Justice O'Connor has served on the Court since being appointed by President Reagan in 1981. The Establishment framework dominant at the time was the so-called Lemon test--a three-pronged test developed in the early 1970s which said that in order to determine whether government was establishing a religion you applied three "tests"--did the practice under consideration have (1) a secular purpose? (2) a secular effect? and (3) did it excessively entangle religion and the state? All judge-made tests have an element of subjectivity to them; that is why we have judges--to develop tests in the absence of clear statutory guidance and then weigh the facts of the case in the light of the tests.
But already by 1981 dissatisfaction with the Lemon test was rising. So, in the late 1980s, in the context of a difficult case for the Court (the Allegheny case), O'Connor laid out her own approach to the issue--which she called the "Endorsement Test." What she means is that government illicitly establishes a religion if it makes a person's "beliefs relevant to his or her standing in the political community by conveying a message 'that religion or a particular religious belief is favored or preferred.'" (quoting from Allegheny). How does one determine if government is "establishing" a religion? O'Connor invents the so-called "reasonable observer" to help her out. Government is establishing a religion if the "reasonable observer" thinks that government is. A "reasonable observer" differs from one who is trying to throw in a "heckler's veto." Thus the question in O'Connor's mind, and she was a very influential Justice, is whether a reasonable observer would find the practice being challenged conveys a message that a particular religious belief is favored.
Analyzing the Issue

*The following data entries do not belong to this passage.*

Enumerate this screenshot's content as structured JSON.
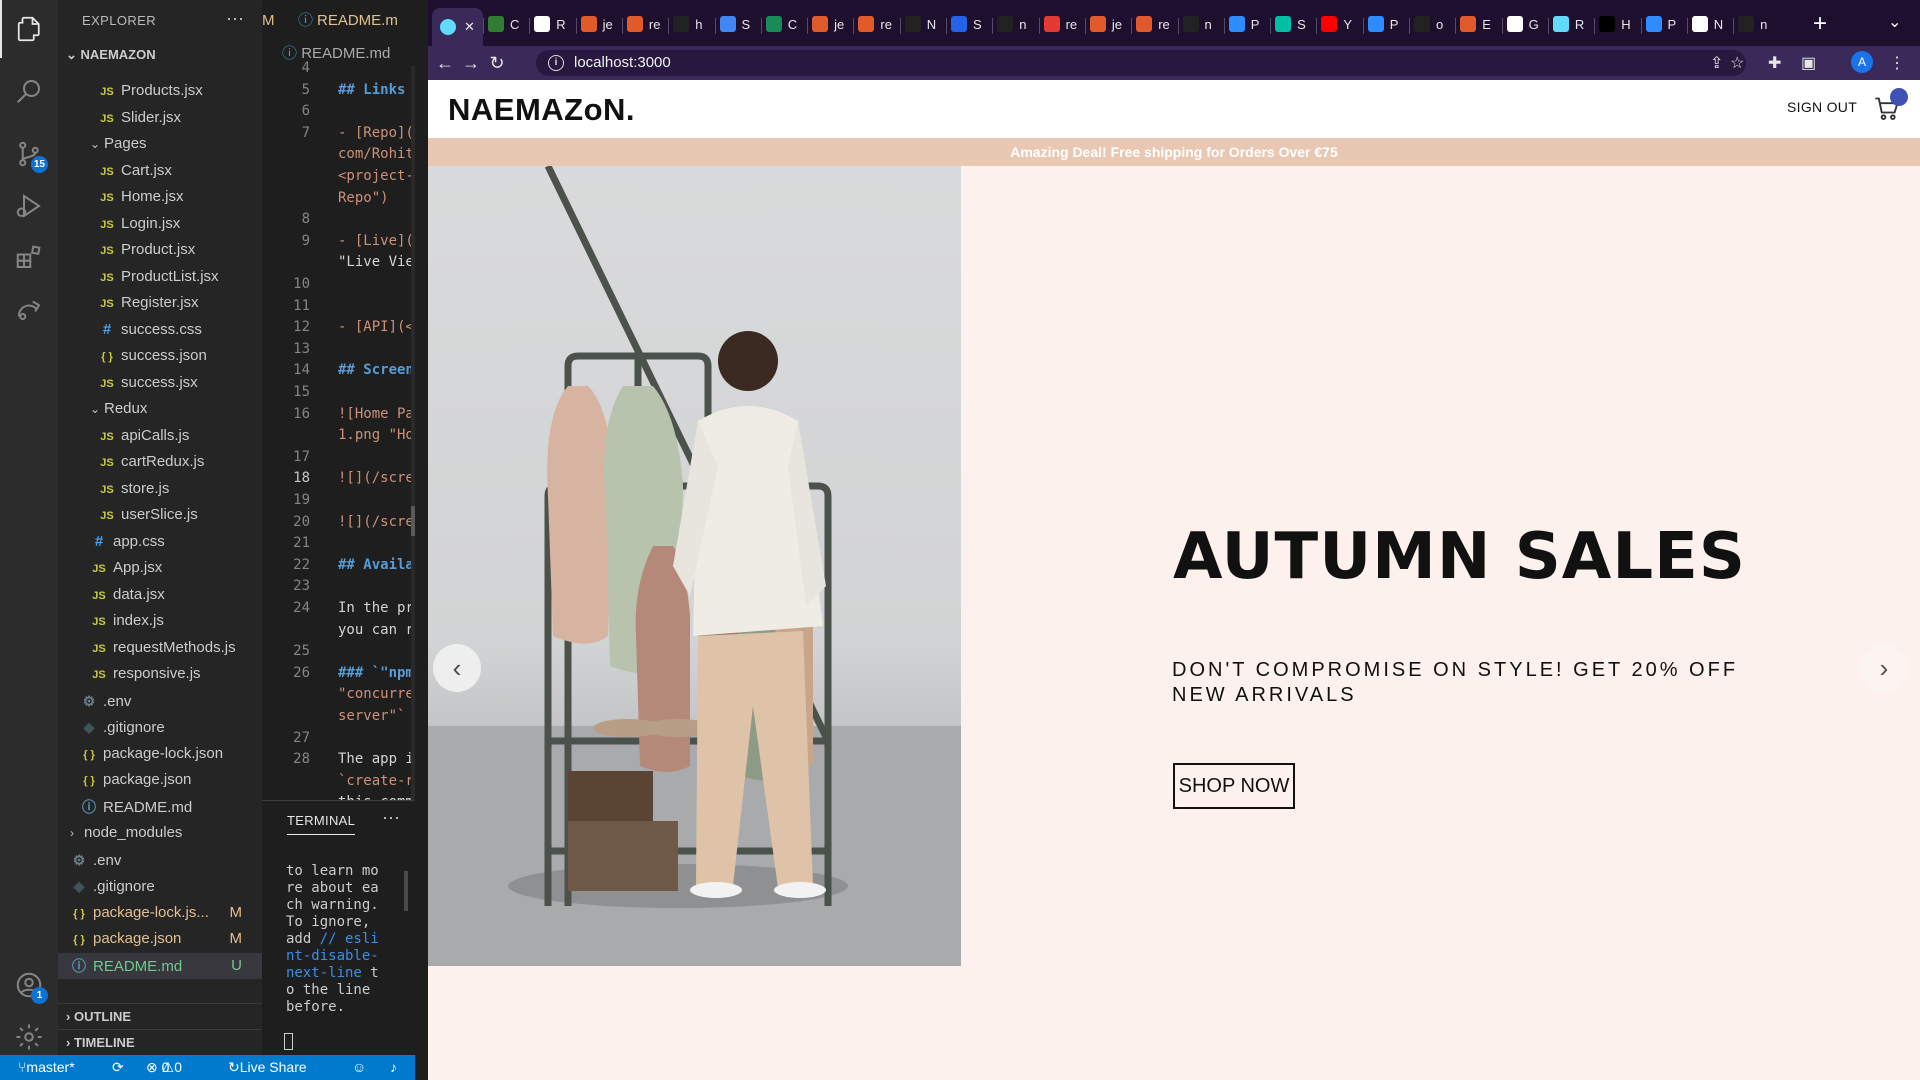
{
  "vscode": {
    "explorer_title": "EXPLORER",
    "root": "NAEMAZON",
    "tree": [
      {
        "label": "Products.jsx",
        "kind": "js",
        "depth": 3
      },
      {
        "label": "Slider.jsx",
        "kind": "js",
        "depth": 3
      },
      {
        "label": "Pages",
        "kind": "folder",
        "depth": 2
      },
      {
        "label": "Cart.jsx",
        "kind": "js",
        "depth": 3
      },
      {
        "label": "Home.jsx",
        "kind": "js",
        "depth": 3
      },
      {
        "label": "Login.jsx",
        "kind": "js",
        "depth": 3
      },
      {
        "label": "Product.jsx",
        "kind": "js",
        "depth": 3
      },
      {
        "label": "ProductList.jsx",
        "kind": "js",
        "depth": 3
      },
      {
        "label": "Register.jsx",
        "kind": "js",
        "depth": 3
      },
      {
        "label": "success.css",
        "kind": "css",
        "depth": 3
      },
      {
        "label": "success.json",
        "kind": "json",
        "depth": 3
      },
      {
        "label": "success.jsx",
        "kind": "js",
        "depth": 3
      },
      {
        "label": "Redux",
        "kind": "folder",
        "depth": 2
      },
      {
        "label": "apiCalls.js",
        "kind": "js",
        "depth": 3
      },
      {
        "label": "cartRedux.js",
        "kind": "js",
        "depth": 3
      },
      {
        "label": "store.js",
        "kind": "js",
        "depth": 3
      },
      {
        "label": "userSlice.js",
        "kind": "js",
        "depth": 3
      },
      {
        "label": "app.css",
        "kind": "css",
        "depth": 2
      },
      {
        "label": "App.jsx",
        "kind": "js",
        "depth": 2
      },
      {
        "label": "data.jsx",
        "kind": "js",
        "depth": 2
      },
      {
        "label": "index.js",
        "kind": "js",
        "depth": 2
      },
      {
        "label": "requestMethods.js",
        "kind": "js",
        "depth": 2
      },
      {
        "label": "responsive.js",
        "kind": "js",
        "depth": 2
      },
      {
        "label": ".env",
        "kind": "gear",
        "depth": 1
      },
      {
        "label": ".gitignore",
        "kind": "git",
        "depth": 1
      },
      {
        "label": "package-lock.json",
        "kind": "json",
        "depth": 1
      },
      {
        "label": "package.json",
        "kind": "json",
        "depth": 1
      },
      {
        "label": "README.md",
        "kind": "info",
        "depth": 1
      },
      {
        "label": "node_modules",
        "kind": "folder-closed",
        "depth": 0
      },
      {
        "label": ".env",
        "kind": "gear",
        "depth": 0
      },
      {
        "label": ".gitignore",
        "kind": "git",
        "depth": 0
      },
      {
        "label": "package-lock.js...",
        "kind": "json",
        "depth": 0,
        "status": "M"
      },
      {
        "label": "package.json",
        "kind": "json",
        "depth": 0,
        "status": "M"
      },
      {
        "label": "README.md",
        "kind": "info",
        "depth": 0,
        "status": "U"
      }
    ],
    "outline": "OUTLINE",
    "timeline": "TIMELINE",
    "editor_tab": "README.m",
    "editor_tab_prev": "M",
    "breadcrumb": "README.md",
    "code": [
      {
        "ln": "4",
        "text": "",
        "style": "p"
      },
      {
        "ln": "5",
        "text": "## Links",
        "style": "h"
      },
      {
        "ln": "6",
        "text": "",
        "style": "p"
      },
      {
        "ln": "7",
        "text": "- [Repo](",
        "style": "l"
      },
      {
        "ln": "",
        "text": "com/Rohit",
        "style": "l"
      },
      {
        "ln": "",
        "text": "<project-",
        "style": "l"
      },
      {
        "ln": "",
        "text": "Repo\")",
        "style": "l"
      },
      {
        "ln": "8",
        "text": "",
        "style": "p"
      },
      {
        "ln": "9",
        "text": "- [Live](",
        "style": "l"
      },
      {
        "ln": "",
        "text": "\"Live Vie",
        "style": "p"
      },
      {
        "ln": "10",
        "text": "",
        "style": "p"
      },
      {
        "ln": "11",
        "text": "",
        "style": "p"
      },
      {
        "ln": "12",
        "text": "- [API](<",
        "style": "l"
      },
      {
        "ln": "13",
        "text": "",
        "style": "p"
      },
      {
        "ln": "14",
        "text": "## Screen",
        "style": "h"
      },
      {
        "ln": "15",
        "text": "",
        "style": "p"
      },
      {
        "ln": "16",
        "text": "![Home Pa",
        "style": "l"
      },
      {
        "ln": "",
        "text": "1.png \"Ho",
        "style": "l"
      },
      {
        "ln": "17",
        "text": "",
        "style": "p"
      },
      {
        "ln": "18",
        "text": "![](/scre",
        "style": "l"
      },
      {
        "ln": "19",
        "text": "",
        "style": "p"
      },
      {
        "ln": "20",
        "text": "![](/scre",
        "style": "l"
      },
      {
        "ln": "21",
        "text": "",
        "style": "p"
      },
      {
        "ln": "22",
        "text": "## Availa",
        "style": "h"
      },
      {
        "ln": "23",
        "text": "",
        "style": "p"
      },
      {
        "ln": "24",
        "text": "In the pr",
        "style": "p"
      },
      {
        "ln": "",
        "text": "you can r",
        "style": "p"
      },
      {
        "ln": "25",
        "text": "",
        "style": "p"
      },
      {
        "ln": "26",
        "text": "### `\"npm",
        "style": "h"
      },
      {
        "ln": "",
        "text": "\"concurre",
        "style": "l"
      },
      {
        "ln": "",
        "text": "server\"` ",
        "style": "l"
      },
      {
        "ln": "27",
        "text": "",
        "style": "p"
      },
      {
        "ln": "28",
        "text": "The app i",
        "style": "p"
      },
      {
        "ln": "",
        "text": "`create-r",
        "style": "l"
      },
      {
        "ln": "",
        "text": "this comm",
        "style": "p"
      }
    ],
    "terminal_title": "TERMINAL",
    "terminal_text_a": "to learn more about each warning. To ignore, add ",
    "terminal_text_b": "// eslint-disable-next-line",
    "terminal_text_c": " to the line before.",
    "status": {
      "branch": "master*",
      "errors": "0",
      "warnings": "0",
      "live_share": "Live Share"
    },
    "badges": {
      "scm": "15",
      "accounts": "1"
    }
  },
  "browser": {
    "url": "localhost:3000",
    "tabs": [
      {
        "label": "C",
        "color": "#2e7d32"
      },
      {
        "label": "R",
        "color": "#ffffff"
      },
      {
        "label": "je",
        "color": "#e05a2b"
      },
      {
        "label": "re",
        "color": "#e05a2b"
      },
      {
        "label": "h",
        "color": "#222222"
      },
      {
        "label": "S",
        "color": "#4285f4"
      },
      {
        "label": "C",
        "color": "#1b8a5a"
      },
      {
        "label": "je",
        "color": "#e05a2b"
      },
      {
        "label": "re",
        "color": "#e05a2b"
      },
      {
        "label": "N",
        "color": "#222222"
      },
      {
        "label": "S",
        "color": "#2563eb"
      },
      {
        "label": "n",
        "color": "#222222"
      },
      {
        "label": "re",
        "color": "#e53935"
      },
      {
        "label": "je",
        "color": "#e05a2b"
      },
      {
        "label": "re",
        "color": "#e05a2b"
      },
      {
        "label": "n",
        "color": "#222222"
      },
      {
        "label": "P",
        "color": "#2d8cff"
      },
      {
        "label": "S",
        "color": "#00bfa5"
      },
      {
        "label": "Y",
        "color": "#ff0000"
      },
      {
        "label": "P",
        "color": "#2d8cff"
      },
      {
        "label": "o",
        "color": "#222222"
      },
      {
        "label": "E",
        "color": "#e05a2b"
      },
      {
        "label": "G",
        "color": "#ffffff"
      },
      {
        "label": "R",
        "color": "#61dafb"
      },
      {
        "label": "H",
        "color": "#000000"
      },
      {
        "label": "P",
        "color": "#2d8cff"
      },
      {
        "label": "N",
        "color": "#ffffff"
      },
      {
        "label": "n",
        "color": "#222222"
      }
    ]
  },
  "site": {
    "logo": "NAEMAZoN.",
    "sign_out": "SIGN OUT",
    "announcement": "Amazing Deal! Free shipping for Orders Over €75",
    "hero_title": "AUTUMN SALES",
    "hero_desc": "DON'T COMPROMISE ON STYLE! GET 20% OFF NEW ARRIVALS",
    "cta": "SHOP NOW",
    "prev_icon": "‹",
    "next_icon": "›"
  },
  "colors": {
    "vscode_accent": "#007acc",
    "chrome_frame": "#1f0f2e",
    "page_bg": "#fcf1ed",
    "announce_bg": "#e9c8b3"
  }
}
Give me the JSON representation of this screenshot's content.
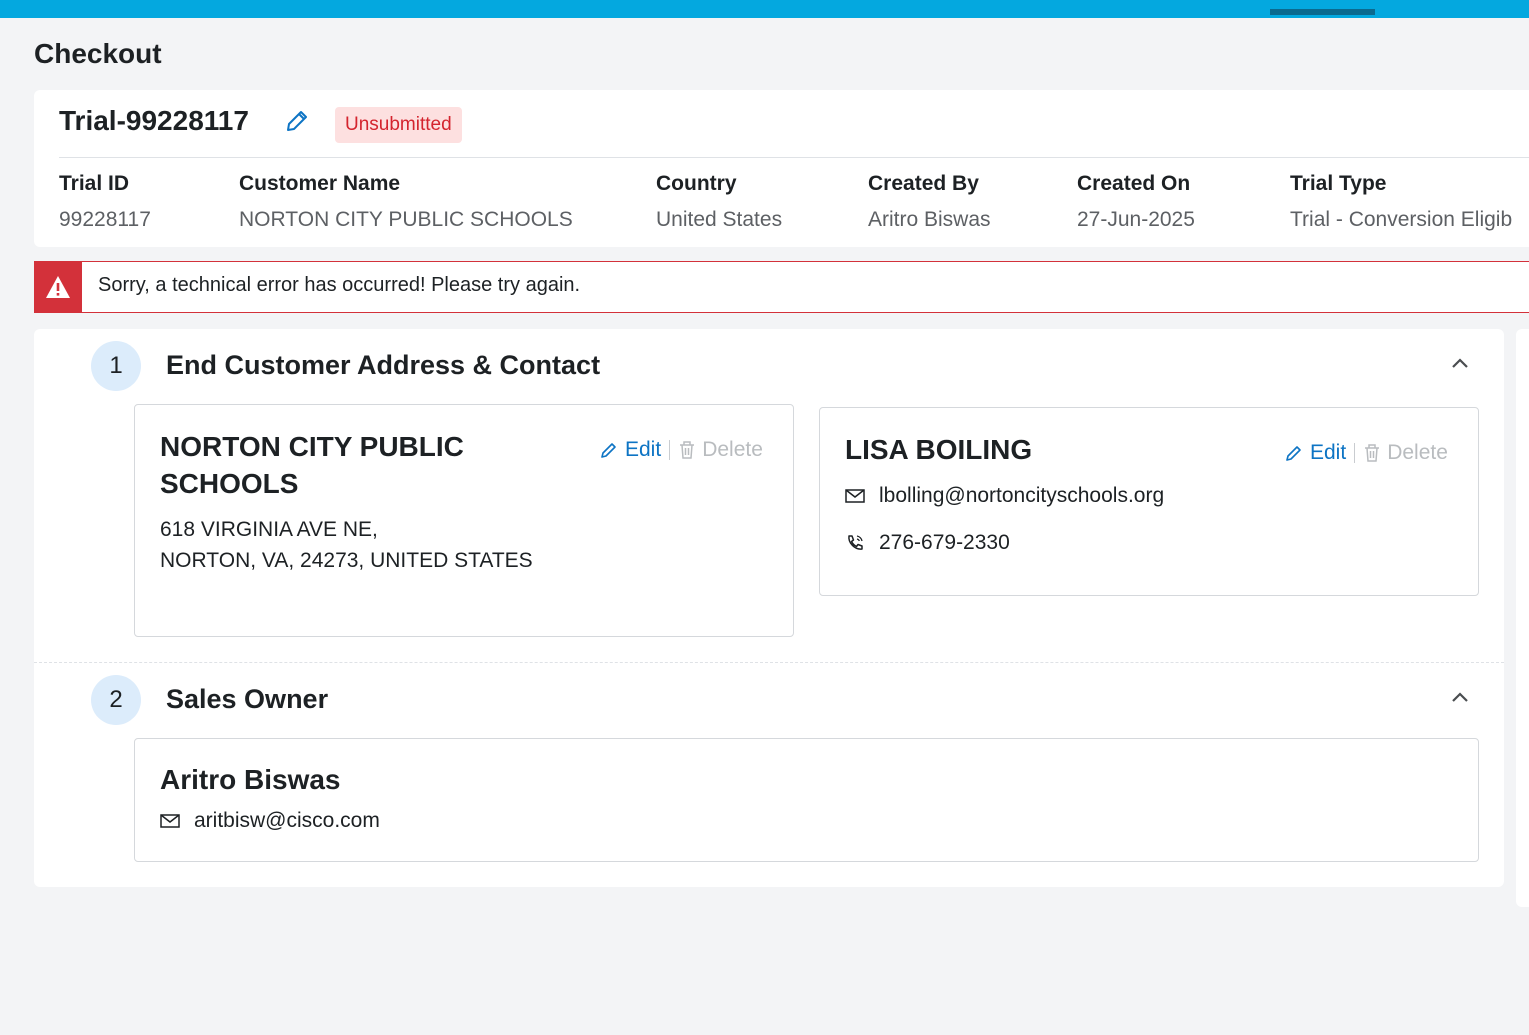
{
  "page": {
    "title": "Checkout"
  },
  "trial": {
    "heading": "Trial-99228117",
    "status": "Unsubmitted",
    "fields": [
      {
        "label": "Trial ID",
        "value": "99228117"
      },
      {
        "label": "Customer Name",
        "value": "NORTON CITY PUBLIC SCHOOLS"
      },
      {
        "label": "Country",
        "value": "United States"
      },
      {
        "label": "Created By",
        "value": "Aritro Biswas"
      },
      {
        "label": "Created On",
        "value": "27-Jun-2025"
      },
      {
        "label": "Trial Type",
        "value": "Trial - Conversion Eligib"
      }
    ]
  },
  "alert": {
    "message": "Sorry, a technical error has occurred! Please try again."
  },
  "steps": [
    {
      "number": "1",
      "title": "End Customer Address & Contact",
      "address": {
        "name_line1": "NORTON CITY PUBLIC",
        "name_line2": "SCHOOLS",
        "line1": "618 VIRGINIA AVE NE,",
        "line2": "NORTON, VA, 24273, UNITED STATES",
        "edit_label": "Edit",
        "delete_label": "Delete"
      },
      "contact": {
        "name": "LISA BOILING",
        "email": "lbolling@nortoncityschools.org",
        "phone": "276-679-2330",
        "edit_label": "Edit",
        "delete_label": "Delete"
      }
    },
    {
      "number": "2",
      "title": "Sales Owner",
      "owner": {
        "name": "Aritro Biswas",
        "email": "aritbisw@cisco.com"
      }
    }
  ],
  "colors": {
    "topbar": "#04a8df",
    "link": "#0d74c4",
    "error": "#d3313a",
    "badge_bg": "#fde0e0",
    "step_circle": "#dcecfb"
  }
}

Does the Pledge, therefore, favor a particular religious belief? Her answer is that it does not. It does contain a "facially religious reference," but in fact such religious references can serve other than religious purposes. In a 1984 opinion (Lynch), she stated her opinion that such references may "serve..the legitimate secular purposes of solemnizing public occasions, expressing confidence in the future, and encouraging the recongition of what is worthy of appreciation in society." Because of the ubiquity and history of the Pledge (it goes back more than 100 years), the absence of any prayer-like features in the Pledge, and the absence of references to a particular religion, a "reasonable observer" would conclude that government is establishing no religion through the Pledge. The Pledge, she claims, is an example of "ceremonial deism," which contains only a "minimal" reference to religion.
Justice O'Connor, therefore, has found "under God" constitutional by denying the referent any power. Or, to put it differently, as long as God is safely ensconced in the ceremonial, as long as God is carefully relegated to history, God is not a problem. But here is where modern Evangelicals, in whose numbers I am not immembered, ought to scream. They want God in the public square precisely because God is a living force, a dynamic power, a transformative influence. Evangelicals don't say "under God" because they are solemnizing an occasion; they say it because they believe that the God of Israel, the God attested to in the Scriptures, specifically watches over and guides (and perhaps judges?) America, and that God's ways need to be brought right to the heart of the centers of government. They don't want to place God in the sterile confines of historical antiquity; they claim to want a God that acts today in strange and wonderful ways.
Justice O'Connor is definitely from a different "generation."
Copyright © 2004-2008 William R. Long